Use your < > keys to browse more stories

Payments 2.0 firm Braintree hiring sales team in Singapore

braintree

Internet companies in Singapore and much of Asia are starved of a simple and easy-to-use online payment system. Developers and startup founders that I speak to often wish that Stripe or Braintree – commonly dubbed payment 2.0 services – would be available in the region.

While rumors have floated about their impending expansion into Asia, neither firm announced anything – until recently. It turns out that Chicago-headquartered Braintree is hiring a sales team in its soon-to-be-opened Singapore office. The job vacancies are posted on its website.

The company, which was bought by PayPal for a sweet US$800 million in an all-cash deal, is seeking a sales engineer and a sales executive. Curiously, the engineer will serve as “the technical tour guide for new gateway and merchant service relationships in Europe.” The sales exec, meanwhile, will work on developing “new gateway and merchant service relationships with small to mid-market businesses (Update: The job postings were removed).”

Braintree did not say if or when it will be available in Asia. Tech in Asia is reaching out to Braintree for comments, but has not heard back from them. Nonetheless, if a company is hiring a sales executive in Singapore, it’s highly probable it’s seeking customers there.

For now, Braintree is only available to merchants operating in the US, Canada, Australia, or Europe. They must own an account with a bank chartered in these countries.

The service charges a 2.9 percent flat fee plus US$0.30 for each transaction, which is standard across many online payment services like PayPal and Stripe. It supports payments made via PayPal, as well as credit and debit cards.

Braintree and Stripe are often compared with one another. Both were touted as PayPal killers because their payment services are more full-featured and easier to integrate into apps. While PayPal takes users out of the app to make a payment, Braintree and Stripe keep users within the checkout flow the whole time.

SaaS companies especially would cheer Braintree’s expansion into Asia. While PayPal is perfectly acceptable for an upstart software company, it lacks advanced features for managing subscribers and recurring payments, writes serial entrepreneur Jon Yongfook. PayPal also turns off some customers. He recommends that startups in Singapore use a combination of WorldPay and Chargebee.
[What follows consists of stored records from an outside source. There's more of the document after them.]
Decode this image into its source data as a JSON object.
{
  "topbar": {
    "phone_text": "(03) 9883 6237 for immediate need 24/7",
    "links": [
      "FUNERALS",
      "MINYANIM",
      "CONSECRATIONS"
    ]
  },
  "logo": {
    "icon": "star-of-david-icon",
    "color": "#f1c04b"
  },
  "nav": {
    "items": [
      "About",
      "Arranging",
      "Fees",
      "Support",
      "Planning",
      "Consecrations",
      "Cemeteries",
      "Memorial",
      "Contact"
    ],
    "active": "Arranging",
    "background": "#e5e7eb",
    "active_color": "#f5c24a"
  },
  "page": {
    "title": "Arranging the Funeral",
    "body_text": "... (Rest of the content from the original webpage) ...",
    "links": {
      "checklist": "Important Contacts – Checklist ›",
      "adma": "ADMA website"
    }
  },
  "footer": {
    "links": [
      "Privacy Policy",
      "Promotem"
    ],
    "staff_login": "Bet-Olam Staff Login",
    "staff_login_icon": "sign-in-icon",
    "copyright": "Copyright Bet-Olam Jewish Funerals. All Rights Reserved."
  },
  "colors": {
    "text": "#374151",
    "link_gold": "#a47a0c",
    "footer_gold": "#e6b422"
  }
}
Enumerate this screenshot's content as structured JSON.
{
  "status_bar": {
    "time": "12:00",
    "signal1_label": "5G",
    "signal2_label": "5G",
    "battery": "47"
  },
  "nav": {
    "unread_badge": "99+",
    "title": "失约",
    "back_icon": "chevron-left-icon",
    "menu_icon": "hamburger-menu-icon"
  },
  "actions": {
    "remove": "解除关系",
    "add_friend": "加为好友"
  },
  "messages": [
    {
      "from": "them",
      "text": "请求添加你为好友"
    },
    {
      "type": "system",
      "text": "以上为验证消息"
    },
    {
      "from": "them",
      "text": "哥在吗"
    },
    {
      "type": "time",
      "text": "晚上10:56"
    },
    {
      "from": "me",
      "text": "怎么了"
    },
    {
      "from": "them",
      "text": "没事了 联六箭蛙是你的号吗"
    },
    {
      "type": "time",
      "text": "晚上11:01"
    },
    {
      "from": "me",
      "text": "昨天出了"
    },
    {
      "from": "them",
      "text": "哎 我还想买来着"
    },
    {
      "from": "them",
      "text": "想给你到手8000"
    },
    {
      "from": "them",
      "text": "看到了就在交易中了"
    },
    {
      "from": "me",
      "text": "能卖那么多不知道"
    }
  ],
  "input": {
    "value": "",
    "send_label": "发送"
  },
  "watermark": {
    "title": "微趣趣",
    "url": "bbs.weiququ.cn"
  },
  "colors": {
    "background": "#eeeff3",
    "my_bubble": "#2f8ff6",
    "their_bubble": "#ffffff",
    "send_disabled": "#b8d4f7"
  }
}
Braintree, however, could change the game since it acts as both a payment gateway and a system for managing recurring billings as well as subscribers. It has the ability to upgrade and downgrade customer subscriptions and automatically prorate the charges.

Merchants can also create pricing plans for customers and set discounts, add-ons, promotional periods, and rewards. In fact, it could conceivably replace both WorldPay and Chargebee with a simpler interface and fee structure.

Given how ecommerce in the region is heating up despite the online payment woes, Braintree’s entrance could spur the industry further.

Some screenshots of the job postings:

Screenshot 2014-08-06 22.45.56

Screenshot 2014-08-06 22.45.39

See more: 10 startups that can beat PayPal in Southeast Asia

Have Your Say!